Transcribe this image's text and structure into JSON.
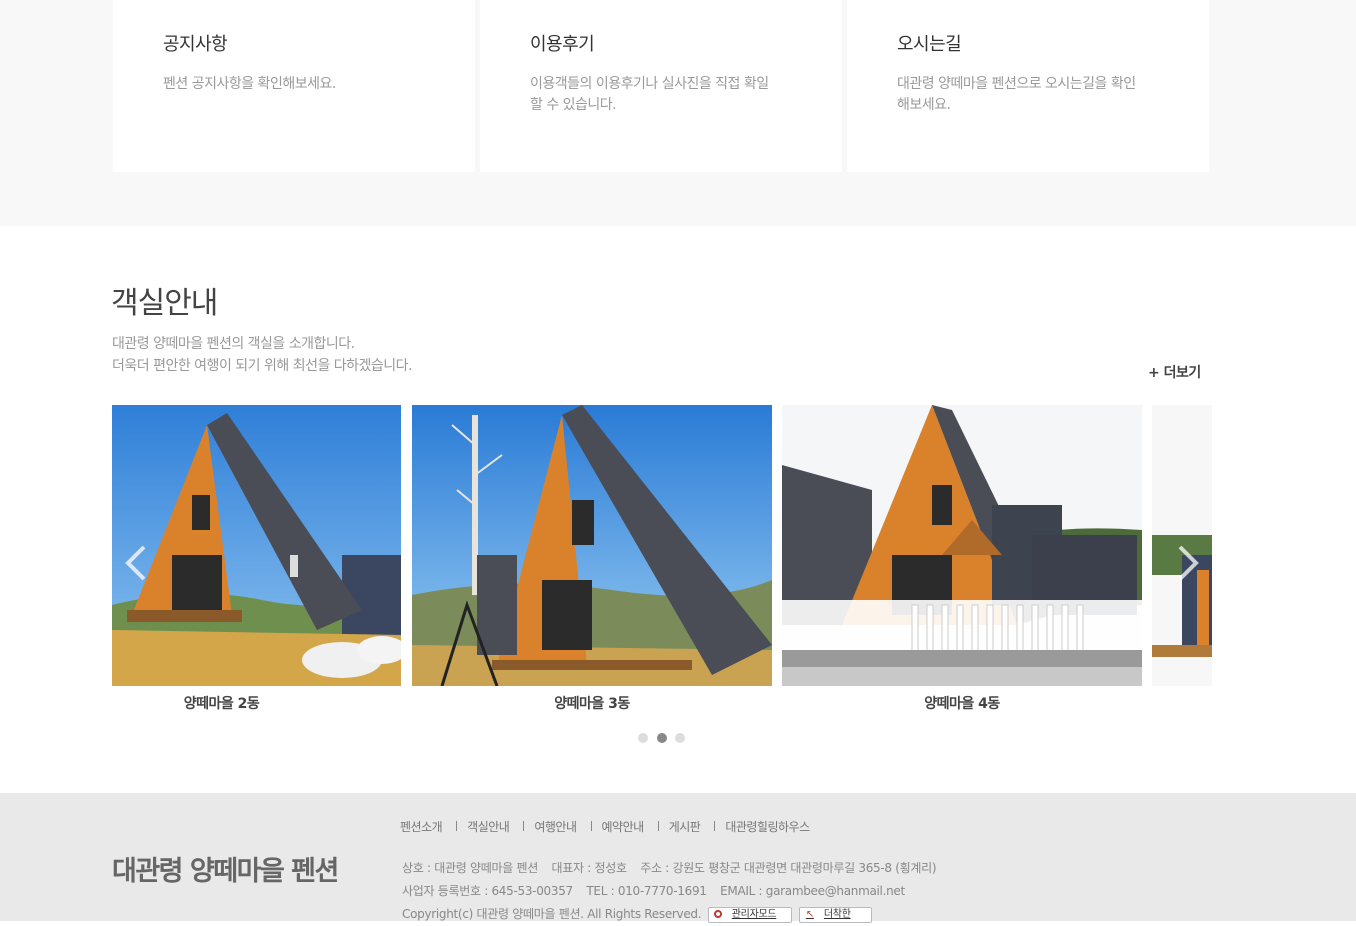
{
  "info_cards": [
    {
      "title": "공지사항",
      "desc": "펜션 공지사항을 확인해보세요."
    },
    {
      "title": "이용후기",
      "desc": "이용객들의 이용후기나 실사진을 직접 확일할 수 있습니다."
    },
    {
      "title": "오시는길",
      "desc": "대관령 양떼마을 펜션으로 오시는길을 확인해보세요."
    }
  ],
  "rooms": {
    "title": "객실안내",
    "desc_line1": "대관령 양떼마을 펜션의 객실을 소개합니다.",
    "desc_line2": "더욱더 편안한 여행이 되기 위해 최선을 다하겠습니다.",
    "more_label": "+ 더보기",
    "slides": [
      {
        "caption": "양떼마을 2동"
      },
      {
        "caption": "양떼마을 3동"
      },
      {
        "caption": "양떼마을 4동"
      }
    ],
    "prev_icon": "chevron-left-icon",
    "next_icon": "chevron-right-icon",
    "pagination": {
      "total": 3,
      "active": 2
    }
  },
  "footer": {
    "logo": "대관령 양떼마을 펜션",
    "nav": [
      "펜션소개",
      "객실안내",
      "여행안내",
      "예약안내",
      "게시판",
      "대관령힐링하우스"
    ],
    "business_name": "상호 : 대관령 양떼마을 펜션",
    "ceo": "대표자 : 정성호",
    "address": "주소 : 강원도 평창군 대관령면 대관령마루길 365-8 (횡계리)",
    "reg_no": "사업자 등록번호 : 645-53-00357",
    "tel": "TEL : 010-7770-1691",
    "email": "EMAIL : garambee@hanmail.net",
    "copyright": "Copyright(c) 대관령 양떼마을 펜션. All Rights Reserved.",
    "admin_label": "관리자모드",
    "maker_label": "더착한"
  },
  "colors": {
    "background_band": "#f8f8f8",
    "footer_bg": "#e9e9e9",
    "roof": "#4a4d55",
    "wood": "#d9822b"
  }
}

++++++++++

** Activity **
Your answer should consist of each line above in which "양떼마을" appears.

** Output below **
      "desc": "대관령 양떼마을 펜션으로 오시는길을 확인해보세요."
    "desc_line1": "대관령 양떼마을 펜션의 객실을 소개합니다.",
        "caption": "양떼마을 2동"
        "caption": "양떼마을 3동"
        "caption": "양떼마을 4동"
    "logo": "대관령 양떼마을 펜션",
    "business_name": "상호 : 대관령 양떼마을 펜션",
    "copyright": "Copyright(c) 대관령 양떼마을 펜션. All Rights Reserved.",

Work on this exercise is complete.